In 1962 Scanavino bought an old house in Calice Ligure, which he later converted into a studio space. In 1963, after winning the La Spezia Prize, Scanavino learned of the sudden death of Carlo Cardazzo. Cardazzo's brother, Renato, continued to run the Naviglio Gallery but the loss of Carlo had a huge impact in scanavino's life. After participating for the fourth time to the Venice Biennale, when he won the Pininfarina Prize, Scanavino permanently moved to Calice Ligure in 1968. In 1970 he won the Gran Prix at the 10th Mentone Biennale and met Franco Castelli, then editor of L'uomo e l'Arte, who became one of his closest friends and supporters
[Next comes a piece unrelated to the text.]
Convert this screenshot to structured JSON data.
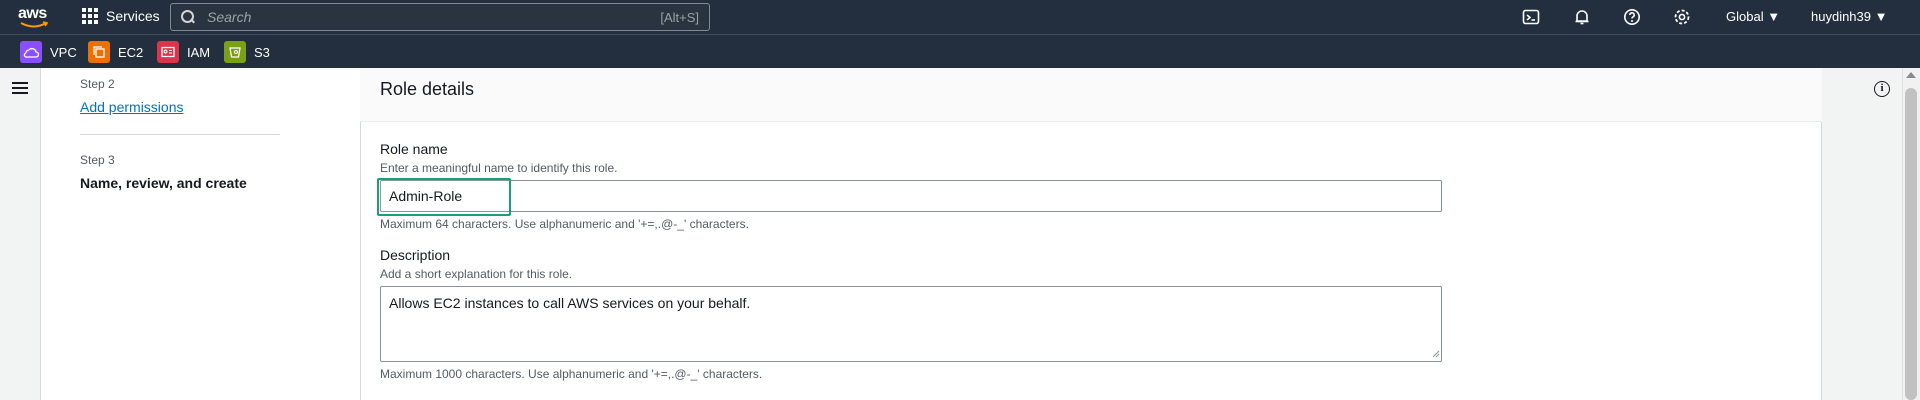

In 1971 Scanavino had to undergo a major surgery operation. The recovery period signaled the start of a new creative phase in his painting. He travelled to Belgium, France and Germany, and in 1974 the Darmstadt Kunsthalle organized a comprehensive antological exhibition that later travelled to Venice's Palazzo Grassi and Milan's Royal Palace. In 1982, Scanavino's health started to decline. His last exhibition was the 1986 edition of the Rome Quadriennale. Scanavino died in Milan on 28 November 1986.

After an initial interest in figurative art, Scanavino's paintings took Post-Cubist nuances. His forms became increasingly stylized, until being completely obliterated in the works from the early 1950s. In 1954 his characteristic sign, “stylized knot”, started to appear. That is the, eventually marking his whole production. In the late 1970s years paintings, the “knot” became perfectly defined and recognizable, although his work became darker, sometimes even threatening due to the conspicuous presence of red stains resembling blood. Although Scanavino is difficult to place inside a specific artistic movement, he can be considered an informal abstractist, close to the Abstract Expressionism and Hans Hartung and Georges Mathieu's art.


R.Carrieri, avant-garde painting and sculpture in Italy. 1890-1960, ed. La Conchiglia, Milan, 1960, s.p.
P. Restany, Lyricism and Abstraction, Milan Apollinaire, 1960, pp.95-97
A.Martini, Visit to the Roman Quadriennale, in Figurative Art, n.1, p.60
G. Dororfles, The Fourth Roman Octave, in Domus, Milan, n. 365, April 1960, p. 5
G. Dorfles, Scanavino, in The Arts, Milan, V, n.5 / 6, May June 1960, p.21
U. Apollonius, Scanavino, in Art International, Zurich, vol IV / 6, 10/6/60, pp. 74-75
J.A.Lambert, The Baroque at Home, in The Observatory Literaire, Paris, 6/23/60
XXX, Biennale Venedig, in Das Kunstweeerk, Baden-Baden. 1-2 / XIV, July-August 1960, s.p.
G.Riva, Panorama of the XXX International Venice Biennale of Art, in Genoa, Genoa, XXXVII, n.7 / 8, July-August 1960, pp.36-37
G.Riva, General Consensus of the Art Exhibition in Genoa, Genoa, Genoa, XXXVII, n.9, September 1960, p.29
G.Corrieri, Emilio Scanavino and Franco Rognoni, winners of the national painting prize Città di Palermo, in Tempo, Rome, 6/11/1960